The warring factions must ensure deliveries of food and other aid to starving people, UN officials said at a donor conference in Geneva.

"Across Yemen, hunger and malnutrition have reached unprecedented levels and the threat of famine looms large. The country is on the brink of catastrophe," said David Beasley, executive director of the UN World Food Programme.

The government, backed by Saudi Arabia and the West, have been fighting Houthi rebels aligned with Iran for more than two years in a war that has killed at least 10,000 people.

A Saudi-led military coalition is preparing an assault on Houthi-held Hodeidah, which lies on the Red Sea and is the point of entry for nearly 80 percent of Yemen's food imports.

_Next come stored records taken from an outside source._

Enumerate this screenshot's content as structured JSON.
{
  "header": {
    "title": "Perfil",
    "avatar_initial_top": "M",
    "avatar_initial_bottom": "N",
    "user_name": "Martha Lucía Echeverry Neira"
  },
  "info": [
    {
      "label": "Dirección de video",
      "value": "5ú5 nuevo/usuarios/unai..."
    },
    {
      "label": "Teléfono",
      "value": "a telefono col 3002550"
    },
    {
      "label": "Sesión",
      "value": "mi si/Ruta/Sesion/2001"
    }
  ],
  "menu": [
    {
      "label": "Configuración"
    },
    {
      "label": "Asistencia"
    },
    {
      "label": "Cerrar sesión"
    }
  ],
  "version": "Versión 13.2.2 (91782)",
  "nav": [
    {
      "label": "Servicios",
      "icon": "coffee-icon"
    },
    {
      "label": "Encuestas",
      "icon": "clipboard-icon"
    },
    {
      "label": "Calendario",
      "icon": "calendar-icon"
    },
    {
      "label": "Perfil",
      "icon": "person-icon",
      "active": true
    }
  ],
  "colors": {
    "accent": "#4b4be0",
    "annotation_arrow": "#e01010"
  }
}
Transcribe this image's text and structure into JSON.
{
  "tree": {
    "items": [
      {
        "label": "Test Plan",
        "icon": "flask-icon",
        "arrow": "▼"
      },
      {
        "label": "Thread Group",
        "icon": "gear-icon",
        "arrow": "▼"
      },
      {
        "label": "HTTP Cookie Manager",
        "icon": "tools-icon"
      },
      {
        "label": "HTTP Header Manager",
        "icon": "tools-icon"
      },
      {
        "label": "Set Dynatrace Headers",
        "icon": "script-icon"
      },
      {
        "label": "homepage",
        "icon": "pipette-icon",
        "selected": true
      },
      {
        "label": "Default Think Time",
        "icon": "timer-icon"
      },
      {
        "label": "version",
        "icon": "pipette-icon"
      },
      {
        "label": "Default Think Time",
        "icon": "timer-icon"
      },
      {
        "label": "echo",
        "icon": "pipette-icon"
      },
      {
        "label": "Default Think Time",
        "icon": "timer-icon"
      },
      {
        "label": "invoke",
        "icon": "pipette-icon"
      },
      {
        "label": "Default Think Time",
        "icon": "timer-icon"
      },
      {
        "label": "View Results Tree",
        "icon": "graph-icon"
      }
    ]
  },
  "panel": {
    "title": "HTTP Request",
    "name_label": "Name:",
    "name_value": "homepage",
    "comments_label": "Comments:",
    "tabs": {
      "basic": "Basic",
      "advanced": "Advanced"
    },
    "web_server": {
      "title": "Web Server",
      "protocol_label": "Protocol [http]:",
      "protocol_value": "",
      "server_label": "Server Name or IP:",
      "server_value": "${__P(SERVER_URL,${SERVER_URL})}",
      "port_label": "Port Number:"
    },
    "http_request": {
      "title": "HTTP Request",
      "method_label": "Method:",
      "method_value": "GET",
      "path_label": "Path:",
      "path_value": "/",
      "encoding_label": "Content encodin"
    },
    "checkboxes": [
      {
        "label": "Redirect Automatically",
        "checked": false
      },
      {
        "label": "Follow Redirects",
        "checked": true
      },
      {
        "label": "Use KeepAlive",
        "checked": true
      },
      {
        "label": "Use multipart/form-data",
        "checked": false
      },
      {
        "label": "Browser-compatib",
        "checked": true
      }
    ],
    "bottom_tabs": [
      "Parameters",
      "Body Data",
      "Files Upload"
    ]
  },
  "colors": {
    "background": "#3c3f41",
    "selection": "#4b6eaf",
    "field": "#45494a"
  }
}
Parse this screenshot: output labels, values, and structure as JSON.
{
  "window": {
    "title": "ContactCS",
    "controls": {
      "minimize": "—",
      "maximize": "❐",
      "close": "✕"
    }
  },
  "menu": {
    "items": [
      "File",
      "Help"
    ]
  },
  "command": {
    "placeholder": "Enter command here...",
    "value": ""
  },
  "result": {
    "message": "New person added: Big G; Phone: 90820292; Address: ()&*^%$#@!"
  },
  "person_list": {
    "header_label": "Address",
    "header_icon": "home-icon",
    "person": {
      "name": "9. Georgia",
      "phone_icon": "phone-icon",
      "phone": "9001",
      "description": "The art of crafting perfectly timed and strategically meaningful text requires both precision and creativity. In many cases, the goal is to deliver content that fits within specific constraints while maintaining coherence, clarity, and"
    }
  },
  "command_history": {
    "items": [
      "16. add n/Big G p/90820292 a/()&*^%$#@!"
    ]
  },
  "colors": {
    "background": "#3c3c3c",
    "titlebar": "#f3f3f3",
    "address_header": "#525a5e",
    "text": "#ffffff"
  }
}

"The Hodeidah port is a critical lifeline," Beasley told the UN-organised conference. "Any disruption to the port would gravely hamper efforts to prevent famine."

Yemeni officials said earlier this month the government and its allies had positioned two brigades for a possible attack, one 230 km (140 miles) north of Hodeidah and the other 130 km (80 miles) to the south. Air strikes by the Saudi-led coalition have hampered humanitarian operations to import food and fuel supplies, the United Nations says. Five cranes at the port have been destroyed, forcing dozens of ships to wait offshore for their turn to dock. UN Emergency Relief Coordinator Stephen O'Brien told Reuters on Monday the port had only one operational crane to offload cargo following previous attacks.

The coalition has accused the Houthis of using the port to smuggle weapons and has tried to block ships from entering. Russian Deputy Foreign Minister Gennady Gatilov told the conference that Russia could not accept what he called a blockade. "There are also worrying rumours about an assault on Hodeidah and then a move to on Sanaa, this is something we cannot allow to happen," he said. Gatilov called for a resumption of U.N-sponsored peace talks, which have been stalled for months. "While war is still raging in Yemen, the only winner here will be ISIS, al-Qaeda in the Arab Peninsula and other terrorists and extremists, under whose control whole territories have fallen," he said.

 UN Secretary General Antonio Guterres said nearly 19 million people, or two-thirds of Yemen's population, needed emergency aid. One child under the age of five dies of preventable causes every 10 minutes, he said.

He renewed a call for peace talks and urged all parties to allow the unimpeded passage of humanitarian aid by air, sea and land. "All infrastructure must remain open and operational," he said. Yemeni Prime Minister Ahmed Obeid Bin Daghr said his Aden-based government, which controls only part of the country, would allow access for aid supplies. "We are ready to open new corridors for this aid," he said.

A UN appeal for $2.1 billion for Yemen is only 15 percent covered, Guterres said at the conference opening.

Initial pledges announced at the conference included $150 million from Saudi Arabia, $100 million from Kuwait, $94 million from the United States, and 116 million euros from the European Commission.

The World Food Programme said it reached five million people last month with rations but said it needs to scale up deliveries to reach 9 million deemed "severely food insecure".